The Emory Perry Babe Ruth Collection
Emory Perry was both a successful businessman from Chicago and an avid baseball fan who, at one point, almost bought the St Louis Browns. He was also lucky enough to be one of Babe Ruth's closest friends, cheering on the Bambino as Ruth led the Yankees to their first dynasty in the 1920's-30's. It has been said that Perry saw Babe hit more home runs than anyone but his Yankee teammates, and he was also by Ruth's side as the Babe was dying a slow and painful death from throat cancer, at the young age of 53, in 1948.

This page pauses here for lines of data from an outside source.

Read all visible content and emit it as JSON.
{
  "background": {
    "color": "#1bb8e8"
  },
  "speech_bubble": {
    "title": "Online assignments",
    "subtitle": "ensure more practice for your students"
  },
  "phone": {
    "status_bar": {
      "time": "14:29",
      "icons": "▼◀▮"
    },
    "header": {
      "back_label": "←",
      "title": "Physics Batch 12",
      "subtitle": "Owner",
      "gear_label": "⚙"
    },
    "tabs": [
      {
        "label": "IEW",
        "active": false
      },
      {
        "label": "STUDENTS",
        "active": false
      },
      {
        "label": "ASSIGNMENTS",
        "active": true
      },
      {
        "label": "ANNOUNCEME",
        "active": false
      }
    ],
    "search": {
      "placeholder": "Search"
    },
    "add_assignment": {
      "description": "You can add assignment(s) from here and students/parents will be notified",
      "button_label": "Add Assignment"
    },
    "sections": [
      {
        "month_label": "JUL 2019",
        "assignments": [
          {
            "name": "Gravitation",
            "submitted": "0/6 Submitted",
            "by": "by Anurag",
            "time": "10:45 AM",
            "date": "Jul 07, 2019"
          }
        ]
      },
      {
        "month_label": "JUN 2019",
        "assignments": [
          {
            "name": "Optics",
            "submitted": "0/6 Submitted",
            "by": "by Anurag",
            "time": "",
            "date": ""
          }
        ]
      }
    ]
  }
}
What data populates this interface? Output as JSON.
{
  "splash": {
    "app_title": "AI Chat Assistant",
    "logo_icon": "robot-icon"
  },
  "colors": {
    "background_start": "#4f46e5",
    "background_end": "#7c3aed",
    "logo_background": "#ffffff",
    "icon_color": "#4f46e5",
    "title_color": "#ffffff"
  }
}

Ruth and Perry forged such a close friendship that in his last years Babe confided to Perry about his personal disappointment and bitterness that major league baseball, the sport he personally catapulted onto the world stage, had forgotten about him when it mattered most.
In response, Perry successfully advocated the baseball's front office for a "Babe Ruth Day" where fans could shower the grateful star with their admiration. Baseball fans honored him on April 27, 1947, which was declared Babe Ruth Day for every organized baseball league in the United States. That day, Ruth, appearing shockingly fragile and thin, addressed 60,000 Yankee Stadium fans in a raspy, ravaged voice, saying "The only real game in the world, I think, is baseball."
At Ruth's further request, Perry created, organized and sat on the board of the Babe Ruth Foundation, whose mission it would be to help poor and underprivileged children like Ruth himself. According to his will, Ruth endowed the foundation with ten percent of his estate This collection of Emory Perry's personal archive of photos, negatives, foundation documents, books, clippings and letters tells the story of Perry's and Ruth's lifelong friendship, which went deeper and farther than any of Ruth’s 714 homers.